Andrew Frost, IT business systems analyst at the Butler Group, believes all Unix database companies, not just Sybase, should watch out for Microsoft's SQL Server.
"Oracle and Informix have nine to 18 months leeway before Microsoft can get a decent level of scalability with SQL Server," said Frost. "SQL Server today is gaining in small percentages, at Sybase's expense. Sybase will have to pull some rabbits out of the hat if it wants to keep its head above water."
Ovum senior consultant David Wells believes Sybase should pull out of the NT database market. "Competing on NT with SQL Server is a battle Sybase cannot afford to fight," he said.
Some analysts believe Sybase could even be bought out, possibly by Microsoft, unless it does something soon to change its position. Before going their separate ways in 1994, Sybase and Microsoft co-developed SQL Server.
Andrew Bellinger, Sybase product manager, said the company had no intention of leaving the NT market.
He added: "If a customer is just looking for an NT solution, in terms of price, Microsoft is the most competitive. But Microsoft does not have a true enterprise view. There are not many companies which could work in an NT-only environment throughout their organisation."
Luke Spikes, managing director of Spikes Cavell, recommends Sybase concentrates its efforts on sectors in which it is strong, such as financial services where high-end transaction-based systems, scalability and robustness are paramount.
"Sybase probably has between 12 to 18 months to decide what it wants to be. I think it should focus more on a few key things rather than compete in NT territory," Spikes said.
Microsoft has a reputation of getting what it wants. And where it really wants to be is in enterprise computing. If it can't get there with SQL Server on Windows NT then it will look elsewhere. If that means buying a company like Sybase, then so be it.
Apple's flagship iPhone X goes head-to-head against Samsung's freshly launched Galaxy S9 and S9+
And, yep, it'll run Android rather than RiscOS

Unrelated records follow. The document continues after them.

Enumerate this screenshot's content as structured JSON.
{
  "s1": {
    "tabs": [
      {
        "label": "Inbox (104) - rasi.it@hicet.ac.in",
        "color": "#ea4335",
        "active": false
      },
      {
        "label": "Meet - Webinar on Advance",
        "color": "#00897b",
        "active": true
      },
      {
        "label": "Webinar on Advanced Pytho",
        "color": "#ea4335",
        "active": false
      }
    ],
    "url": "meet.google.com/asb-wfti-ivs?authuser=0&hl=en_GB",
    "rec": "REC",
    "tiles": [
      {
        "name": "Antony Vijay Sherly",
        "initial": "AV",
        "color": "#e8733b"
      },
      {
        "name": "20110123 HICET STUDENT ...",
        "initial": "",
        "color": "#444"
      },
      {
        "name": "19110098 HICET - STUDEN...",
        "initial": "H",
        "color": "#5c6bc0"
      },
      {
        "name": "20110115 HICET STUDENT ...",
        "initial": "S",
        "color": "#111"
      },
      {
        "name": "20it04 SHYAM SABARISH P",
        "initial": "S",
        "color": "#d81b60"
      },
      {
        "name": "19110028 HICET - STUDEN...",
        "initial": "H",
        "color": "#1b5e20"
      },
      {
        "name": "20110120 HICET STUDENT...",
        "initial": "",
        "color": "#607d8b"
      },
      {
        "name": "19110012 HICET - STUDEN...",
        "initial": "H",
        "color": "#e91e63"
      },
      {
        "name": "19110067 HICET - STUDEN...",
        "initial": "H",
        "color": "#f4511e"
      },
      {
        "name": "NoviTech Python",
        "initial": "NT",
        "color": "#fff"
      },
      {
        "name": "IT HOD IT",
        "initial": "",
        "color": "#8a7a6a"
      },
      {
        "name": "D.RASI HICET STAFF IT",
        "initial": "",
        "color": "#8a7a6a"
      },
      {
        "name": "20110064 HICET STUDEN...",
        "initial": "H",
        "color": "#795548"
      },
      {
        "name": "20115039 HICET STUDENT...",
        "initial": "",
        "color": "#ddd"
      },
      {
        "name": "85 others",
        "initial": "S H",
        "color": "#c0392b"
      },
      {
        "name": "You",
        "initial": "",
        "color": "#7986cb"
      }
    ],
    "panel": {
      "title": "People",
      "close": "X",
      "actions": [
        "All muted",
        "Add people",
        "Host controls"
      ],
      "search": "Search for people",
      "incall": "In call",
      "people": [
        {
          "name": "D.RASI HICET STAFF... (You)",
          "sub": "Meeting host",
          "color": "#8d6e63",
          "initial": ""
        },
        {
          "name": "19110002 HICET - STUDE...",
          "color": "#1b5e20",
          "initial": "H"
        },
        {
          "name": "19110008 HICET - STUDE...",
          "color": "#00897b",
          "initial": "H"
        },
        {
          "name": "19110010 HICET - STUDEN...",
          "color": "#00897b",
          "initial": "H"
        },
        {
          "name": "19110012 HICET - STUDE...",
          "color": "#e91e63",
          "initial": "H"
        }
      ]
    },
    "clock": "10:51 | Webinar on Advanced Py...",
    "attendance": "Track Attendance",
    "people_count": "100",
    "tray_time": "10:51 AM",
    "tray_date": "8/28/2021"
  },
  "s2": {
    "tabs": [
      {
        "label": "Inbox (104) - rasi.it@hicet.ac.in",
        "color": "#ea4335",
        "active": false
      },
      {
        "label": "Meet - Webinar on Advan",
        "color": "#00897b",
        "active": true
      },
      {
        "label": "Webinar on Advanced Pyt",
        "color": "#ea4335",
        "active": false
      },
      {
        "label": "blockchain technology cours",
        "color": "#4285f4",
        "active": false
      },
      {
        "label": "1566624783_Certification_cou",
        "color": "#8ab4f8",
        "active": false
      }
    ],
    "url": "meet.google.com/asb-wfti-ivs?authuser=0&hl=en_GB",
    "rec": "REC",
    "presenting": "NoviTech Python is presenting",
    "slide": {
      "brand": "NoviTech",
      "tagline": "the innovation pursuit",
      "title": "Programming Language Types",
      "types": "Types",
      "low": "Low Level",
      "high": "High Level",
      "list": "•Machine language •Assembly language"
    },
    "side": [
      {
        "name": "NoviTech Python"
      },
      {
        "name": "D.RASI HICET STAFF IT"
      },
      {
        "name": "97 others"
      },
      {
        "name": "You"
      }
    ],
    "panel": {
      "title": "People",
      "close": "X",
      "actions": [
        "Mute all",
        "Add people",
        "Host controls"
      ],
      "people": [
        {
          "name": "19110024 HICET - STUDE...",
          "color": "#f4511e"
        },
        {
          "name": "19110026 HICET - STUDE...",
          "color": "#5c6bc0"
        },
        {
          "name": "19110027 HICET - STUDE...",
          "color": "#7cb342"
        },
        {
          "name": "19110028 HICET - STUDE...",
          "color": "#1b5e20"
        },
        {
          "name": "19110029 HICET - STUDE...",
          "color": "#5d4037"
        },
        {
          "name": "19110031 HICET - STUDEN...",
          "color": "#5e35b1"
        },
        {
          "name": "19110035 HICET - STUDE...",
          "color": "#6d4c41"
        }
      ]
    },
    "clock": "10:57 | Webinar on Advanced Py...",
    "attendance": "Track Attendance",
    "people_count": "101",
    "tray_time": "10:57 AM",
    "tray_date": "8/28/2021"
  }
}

US engineering giant's cost-cutting outsourcing plan is on the rocks, according to insiders
HP Envy X2 laptop only affordable if you've got loadsamoney